Posted on January 31, 2013 by Randy Cox   (all articles)

Let’s say you took your car in for a service, and that the mechanic told you not to worry – he would get it all working again good as new. You trusted him, and he seemed to do as he promised. But when you get a bill for $2,350, you suddenly have a lot of questions. What’s this $58 charge without a description? Why was that $300 line item needed? What about the labor rate? Is it competitive? Would a cheaper oil work have worked just as well?

Medical facilities are a lot like auto service shops. If you want to save money, you need to know how to read your medical bill, and be willing to ask questions. Where to start? The best place is the line items on your bill.

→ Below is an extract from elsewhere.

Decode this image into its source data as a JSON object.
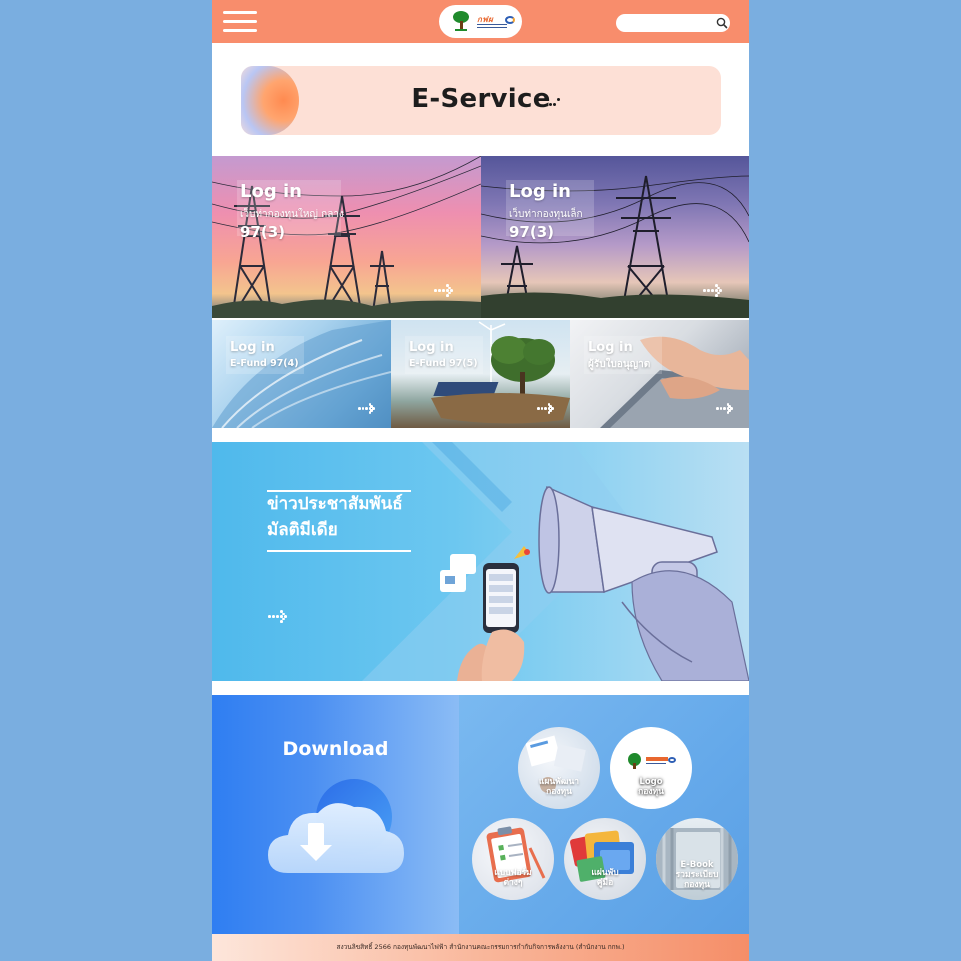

You probably hate the thought of analyzing line item data as much as I do. But we do it if we can save enough to make it worth our time. Truthfully, there are very few of us who get worked up about questionable items costing a few cents, or even a few dollars (like say on your phone bill). We might even ignore charges of $5-$10, but at $20-$30 many on an average budget start to get interested. And we’re definitely interested at $50 to $100. So for medical items that can be $200 or $500 or in the thousands, we should be poring over our bills with the greatest scrutiny.

So let's cut to the chase. If you decide you’re going to bite the bullet and dig in, you'll notice that each line item typically has a procedure code, which is most likely labeled CPT (Common Procedure Terminology). Trisha Torrey does a good job of explaining what CPT codes are, so I won't do that here. For our purposes, what you need to know is that every hospital and medical office uses the same set of codes, so when you learn them, you can understand a medical bill coming from any hospital or medical office in the country.

The prices we are charged all depend on these codes. They are the key to your bill. By looking at codes, you can catch services you are mistakenly charged for twice, and if you have a good tool to help you, determine whether the wrong code was used (or the wrong price for the right code). A really good tool will even tell you different, cheaper codes that could have been used to describe the same procedure. The tool of all tools of course would tell you the cheapest reputable place to have this type of work done, showing you code by code comparisons for your entire bill.

If you think someone should be developing these types of tools – we do too. Join the Healthcare Pricing revolution at PricingHealthcare.com!